Sophie at the Life Guard Hut #2 Sophie at the Life Guard Hut #2

The current trend to give photos a cross process look (or colour treatment) is certainly a visually interesting effect. The effect, applied in post process, once needed a little bit of Photoshop foo (and originally a bit of darkroom magic) to achieve but the advent of apps like Hipstamatic and Instagram, has made the effect ubiquitous and in everyone's pocket.

In the hands of professional retouchers (in particular those working in fashion) these techniques are used to great effect creating stylised images that compliment the subject and message. In the hands of the many, however, these looks are generally applied without thought to how that treatment may effect the image, and when done purely for the sake of it, are becoming a little cliché. Hey,  I am even guilty myself in the image above. These colour treatments are not new, and colour has been used as a tool, intelligently, by colourists in TV and Film for years when grading film. Colourists use colour to add an additional dimension to the image and deliberately guide the viewer's eye or manipulate the mood of the images, to not only help realise the directors vision but help communicate the narrative of the story.

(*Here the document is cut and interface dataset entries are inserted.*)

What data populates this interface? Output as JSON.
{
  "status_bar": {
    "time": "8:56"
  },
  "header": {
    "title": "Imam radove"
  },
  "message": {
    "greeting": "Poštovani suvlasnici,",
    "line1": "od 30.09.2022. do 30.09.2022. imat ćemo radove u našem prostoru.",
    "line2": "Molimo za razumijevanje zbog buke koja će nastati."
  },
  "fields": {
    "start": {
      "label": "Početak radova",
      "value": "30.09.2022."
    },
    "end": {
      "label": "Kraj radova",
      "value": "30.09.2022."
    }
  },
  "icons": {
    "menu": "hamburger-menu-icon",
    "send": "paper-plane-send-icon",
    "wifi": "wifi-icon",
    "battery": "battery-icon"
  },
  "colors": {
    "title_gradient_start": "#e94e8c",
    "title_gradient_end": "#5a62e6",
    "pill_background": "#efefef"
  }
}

As I have a passion in anything related to capturing and representing images, I keep a keen eye on what is happening in the cinematography world and recently I stumbled upon a series of free Final Cut Pro X grading courses by Denver Riddle over at Color Grading Central. Denver is a working colourist and has shared some top tips (and some excellent Final Cut Pro X Presets, if that's your bag) on how to use and manipulate colour to our advantage.

Over the next few weeks I plan to release a series of articles, translating some of Denver's excellent ideas and cinematic devices into Photoshop, please find these linked below:

Colour Grading Photos: How you can use hue to affect the moodColour Grading Photos: The Effects of Saturation and Exposure on MoodColour Grading Photos: Simulating Time of Day